Tamron Hall: so the first episode opens in prison, that’s where a lot of things end for some people.
Laurence Fishburne: Well Josh was smart to stand it on his head. It opens with Everett Copeland doing time. Everett Copeland is the guy who’s running the policy wheel. My character Curtis Eyeball Randolph built the policy business and handed it off to the Copeland family. Everett’s in jail he’s about to get out and come back to running the business and he’s being warmed up to by a young white gangster who works for the Capone organization. But yes it’s a great opening that you’re in jail suddenly and then once you get out you’re in Bronzeville you’re in the Southside and then you meet Jimmy.
Larenz Tate: That’s when we’re in the South. My character Jimmy Tillman is a hardworking individual from Arkansas and he sort of has a run in with some folks, he’s in the union and a turn of event happens where he has to leave Arkansas because he’s in fear of his life.
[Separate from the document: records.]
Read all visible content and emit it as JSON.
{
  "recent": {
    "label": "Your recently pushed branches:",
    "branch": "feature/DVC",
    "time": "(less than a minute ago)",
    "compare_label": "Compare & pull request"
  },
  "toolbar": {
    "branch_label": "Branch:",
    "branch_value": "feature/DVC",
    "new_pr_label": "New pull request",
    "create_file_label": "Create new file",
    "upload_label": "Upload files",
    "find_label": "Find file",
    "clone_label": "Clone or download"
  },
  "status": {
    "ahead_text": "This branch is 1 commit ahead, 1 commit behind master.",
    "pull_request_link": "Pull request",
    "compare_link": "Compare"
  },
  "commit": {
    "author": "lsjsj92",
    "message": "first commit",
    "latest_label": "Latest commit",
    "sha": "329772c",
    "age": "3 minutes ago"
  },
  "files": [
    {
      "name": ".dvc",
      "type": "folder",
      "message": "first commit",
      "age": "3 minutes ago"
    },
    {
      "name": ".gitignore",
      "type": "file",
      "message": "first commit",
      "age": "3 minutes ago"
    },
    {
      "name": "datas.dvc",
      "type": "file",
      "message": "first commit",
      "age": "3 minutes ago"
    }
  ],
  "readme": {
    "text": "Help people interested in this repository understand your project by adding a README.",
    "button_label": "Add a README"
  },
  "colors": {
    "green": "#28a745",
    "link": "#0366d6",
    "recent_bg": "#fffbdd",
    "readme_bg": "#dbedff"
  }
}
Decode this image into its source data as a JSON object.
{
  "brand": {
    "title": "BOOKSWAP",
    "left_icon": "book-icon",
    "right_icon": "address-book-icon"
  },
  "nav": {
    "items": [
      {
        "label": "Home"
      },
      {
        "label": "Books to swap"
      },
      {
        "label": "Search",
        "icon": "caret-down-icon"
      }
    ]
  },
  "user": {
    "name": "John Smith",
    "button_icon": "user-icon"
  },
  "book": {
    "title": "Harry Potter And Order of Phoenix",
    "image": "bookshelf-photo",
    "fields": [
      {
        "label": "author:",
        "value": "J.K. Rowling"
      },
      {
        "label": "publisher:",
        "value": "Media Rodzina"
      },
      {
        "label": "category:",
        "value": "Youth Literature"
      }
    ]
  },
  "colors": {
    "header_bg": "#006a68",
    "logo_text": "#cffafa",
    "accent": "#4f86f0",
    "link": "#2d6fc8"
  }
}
So he leaves with a fellow traveling counterpart who’s a white guy. They go up to Chicago.
Tamron Hall: This was the sort of American dream making it to Chicago
Larenz Tate: It’s also interesting, kind of gives you an example of the community that we had when those people would come from the South the moment they got off the train or wherever they were coming from they were always met by someone. And if you did not have a place to go they would set you up. You had somewhere to go. You couldn’t get someone to point you to a coffee shop right now. Back then you can step off the train and if you don’t have something you don’t worry about it your family and friends will set you up.
Tamron Hall: Why do you think this is the perfect time for something like this to be introduced?
Laurence: I always think things sort of happen organically. I’ve never really been one to sort of plan oh we need to do this now because. Certainly the whole Black Lives Matter or Black Live matter Too Movement suggests that this is a good time for us to come together and remember our communities are much stronger than perhaps most people give us credit for.